Skip to main content

Free Content Within-Colony Variations of UV Absorption in a Reef Building Coral

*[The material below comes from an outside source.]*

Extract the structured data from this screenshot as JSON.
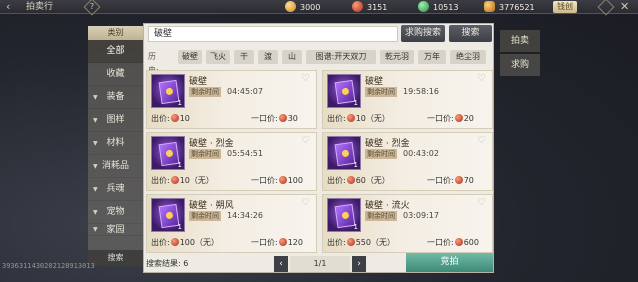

Download Article:
(PDF 64.1 kb)
Concentration and composition of ultraviolet (UV) absorbing substances have been found to vary in corals found at different depths, between color morphs of conspecifics and between coral species. In this study, spatial distribution patterns of UV-absorbing compounds were found to differ within individual colonies of the reef building coral Montastraea annularis. Extracts from coral cores were analyzed spectrophotometricaly to determine total concentration of UV-absorbing compounds and HPLC analyses were performed to identify specific mycosporine-like-amino-acids (MAAs) and their concentrations. The greatest UV absorbance was measured on the top of the colony with intermediate values on the vertical sides and lowest absorbance near the base. Variations in UV absorbance corresponded to the expected incident UV radiation regime along the surface of the coral with a five-fold increase in UV absorption on the top when compared with the base of the coral. HPLC analysis of M. annularis extracts demonstrated that the increase in UV absorption on the top of the colony was largely due to a higher concentration of the two dominant compounds, mycosporine-glycine and palythine. This study demonstrates that individual coral colonies exhibit considerable plasticity in their capacity to absorb UV radiation, emphasizing that sampling location within a colony must be a primary consideration when making comparisons of UV-absorbing capabilities between colonies, between species or along depth gradients.

7 References.

No Supplementary Data.
No Article Media
No Metrics

Document Type: Research Article

Publication date: 01 November 1998

More about this publication?
  • The Bulletin of Marine Science is dedicated to the dissemination of high quality research from the world's oceans. All aspects of marine science are treated by the Bulletin of Marine Science, including papers in marine biology, biological oceanography, fisheries, marine affairs, applied marine physics, marine geology and geophysics, marine and atmospheric chemistry, and meteorology and physical oceanography.
  • Editorial Board
  • Information for Authors
  • Subscribe to this Title
  • Terms & Conditions
  • Ingenta Connect is not responsible for the content or availability of external websites
  • Access Key
  • Free content
  • Partial Free content
  • New content
  • Open access content
  • Partial Open access content
  • Subscribed content
  • Partial Subscribed content
  • Free trial content
Cookie Policy
Cookie Policy
Ingenta Connect website makes use of cookies so as to keep track of data that you have filled in. I am Happy with this Find out more